03 August 2019

Follow-up on Why Canon 603?

beth1.jpg[[ Dear Sister, thank you for answering my question on Canon 603. I had read the following passage which seems to disagree with some of what you wrote: "What was it that made people, possibly hermits themselves, in the early 1980's, entreat a Church law to designate and recognize a category? That was an interesting decade following upon two previous interesting decades. Laws are made to stop abuses or to introduce something that people want." Could you clarify whether it was to curb abuses or to beg for something hermits wanted that caused the Church to create canon 603? Also, did this entreaty happen in the 1980's or at another time?]]

 Thank you for continuing the discussion. I'm not sure where you locate the disagreement. However, to be clear, I don't know if the hermits under Bishop de Roo's protection asked him to intervene at Vatican II, but it would make sense if their discussions with him --- especially in light of the anguish they had had to go through in order to leave their monasteries and establish themselves as hermits apart from  monastic life --- had included the possibility of a genuine appreciation of the eremitical life by the universal Church. Even so, the intervention at Vatican II occurred in the mid- sixties, not in the 1980's and was informed primarily by Bishop de Roo's appreciation of the eremitical life as he came to know it through a dozen or so hermits living in a laura in British Columbia. Neither can just anyone in the Church simply ask in an effective way for the Church hierarchy to create a law/canon.

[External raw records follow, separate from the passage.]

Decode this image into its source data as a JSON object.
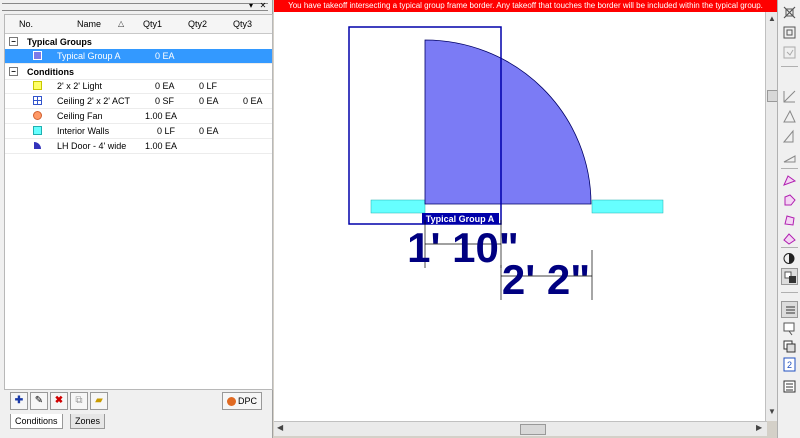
{
  "grid": {
    "columns": [
      "No.",
      "Name",
      "Qty1",
      "Qty2",
      "Qty3"
    ],
    "sections": [
      {
        "title": "Typical Groups",
        "toggle": "−"
      },
      {
        "title": "Conditions",
        "toggle": "−"
      }
    ],
    "typical_groups": [
      {
        "name": "Typical Group A",
        "qty1": "0 EA",
        "qty2": "",
        "qty3": "",
        "swatch": "#7a7ae8"
      }
    ],
    "conditions": [
      {
        "name": "2' x 2' Light",
        "qty1": "0 EA",
        "qty2": "0 LF",
        "qty3": "",
        "swatch": "#ffff66"
      },
      {
        "name": "Ceiling 2' x 2' ACT",
        "qty1": "0 SF",
        "qty2": "0 EA",
        "qty3": "0 EA",
        "swatch": "#3355cc"
      },
      {
        "name": "Ceiling Fan",
        "qty1": "1.00 EA",
        "qty2": "",
        "qty3": "",
        "swatch": "#ff9966"
      },
      {
        "name": "Interior  Walls",
        "qty1": "0 LF",
        "qty2": "0 EA",
        "qty3": "",
        "swatch": "#66ffff"
      },
      {
        "name": "LH Door - 4' wide",
        "qty1": "1.00 EA",
        "qty2": "",
        "qty3": "",
        "swatch": "#3333bb"
      }
    ]
  },
  "toolbar": {
    "add_icon": "plus-icon",
    "edit_icon": "pencil-icon",
    "delete_icon": "red-x-icon",
    "copy_icon": "copy-icon",
    "folder_icon": "folder-icon",
    "dpc_label": "DPC"
  },
  "tabs": [
    "Conditions",
    "Zones"
  ],
  "canvas": {
    "warning": "You have takeoff intersecting a typical group frame border.  Any takeoff that touches the border will be included within the typical group.",
    "group_label": "Typical Group A",
    "dim_1": "1' 10\"",
    "dim_2": "2' 2\"",
    "door_color": "#7b7bf5",
    "wall_color": "#66ffff",
    "frame_color": "#0000aa",
    "dim_color": "#000080"
  },
  "right_toolbar_icons": [
    "zoom-extents-icon",
    "zoom-window-icon",
    "pan-icon",
    "dimension-1-icon",
    "dimension-2-icon",
    "dimension-3-icon",
    "dimension-4-icon",
    "takeoff-1-icon",
    "takeoff-2-icon",
    "takeoff-3-icon",
    "takeoff-4-icon",
    "contrast-icon",
    "overlay-icon",
    "list-icon",
    "annotate-icon",
    "layers-icon",
    "page-number-icon",
    "report-icon"
  ]
}
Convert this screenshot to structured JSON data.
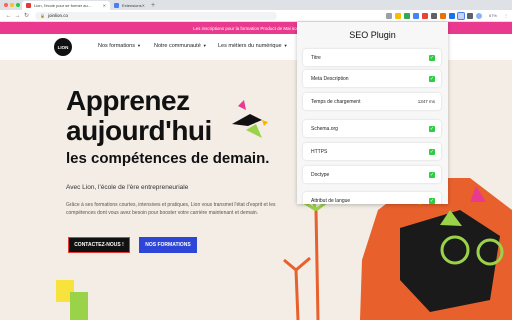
{
  "browser": {
    "tabs": [
      {
        "title": "Lion, l'école pour se former au...",
        "active": true
      },
      {
        "title": "Extensions",
        "active": false
      }
    ],
    "url": "joinlion.co",
    "zoom": "67%",
    "accent": "#4c7ef0"
  },
  "site": {
    "banner": "Les inscriptions pour la formation Product de Mai sont ouvertes",
    "banner_color": "#ea3a8f",
    "logo": "LION",
    "nav": [
      {
        "label": "Nos formations"
      },
      {
        "label": "Notre communauté"
      },
      {
        "label": "Les métiers du numérique"
      }
    ],
    "hero": {
      "title_line1": "Apprenez",
      "title_line2": "aujourd'hui",
      "subtitle": "les compétences de demain.",
      "lead": "Avec Lion, l'école de l'ère entrepreneuriale",
      "desc": "Grâce à ses formations courtes, intensives et pratiques, Lion vous transmet l'état d'esprit et les compétences dont vous avez besoin pour booster votre carrière maintenant et demain.",
      "cta_contact": "CONTACTEZ-NOUS !",
      "cta_formations": "NOS FORMATIONS"
    }
  },
  "seo_plugin": {
    "title": "SEO Plugin",
    "items": [
      {
        "label": "Titre",
        "status": "check"
      },
      {
        "label": "Meta Description",
        "status": "check"
      },
      {
        "label": "Temps de chargement",
        "value": "1347 ms"
      },
      {
        "label": "Schema.org",
        "status": "check"
      },
      {
        "label": "HTTPS",
        "status": "check"
      },
      {
        "label": "Doctype",
        "status": "check"
      },
      {
        "label": "Attribut de langue",
        "status": "check"
      }
    ],
    "check_color": "#2ecc40"
  }
}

Again, Bp de Roo's intervention listed at least a half dozen reasons for recognizing the eremitical life as a gift of God to the Church with significant prophetic and evangelical elements. He did not, so far as I can find, speak of abuses of eremitical life, nor would he have asked for recognition for a vocation for such a reason. It is far more effective to allow a lifestyle to remain unrecognized and thus too, relatively unknown if one wants to deal with abuses. Further, the solitary eremitical life had largely died out in the Western Church; again, abuses were not an issue until after canon 603 was promulgated and at that point they became an issue mainly for dioceses and candidates who did not really understand the distinction between a lone individual and a hermit. From the failure to draw this significant distinction come instances of inauthentic "hermits" and premature or unwise professions which  do not last or edify. Such unwise and premature professions also lead to a fundamental distrust of the canon and the tendency of dioceses to refuse to profess even really strong candidates. (There is a refusal to truly discern vocations on a case-by-case basis; discernment is never entered into and the canon is dismissed as speaking of "stopgap" or "fallback" vocations rather than being recognized as creating the norm for authentic solitary eremitical life.)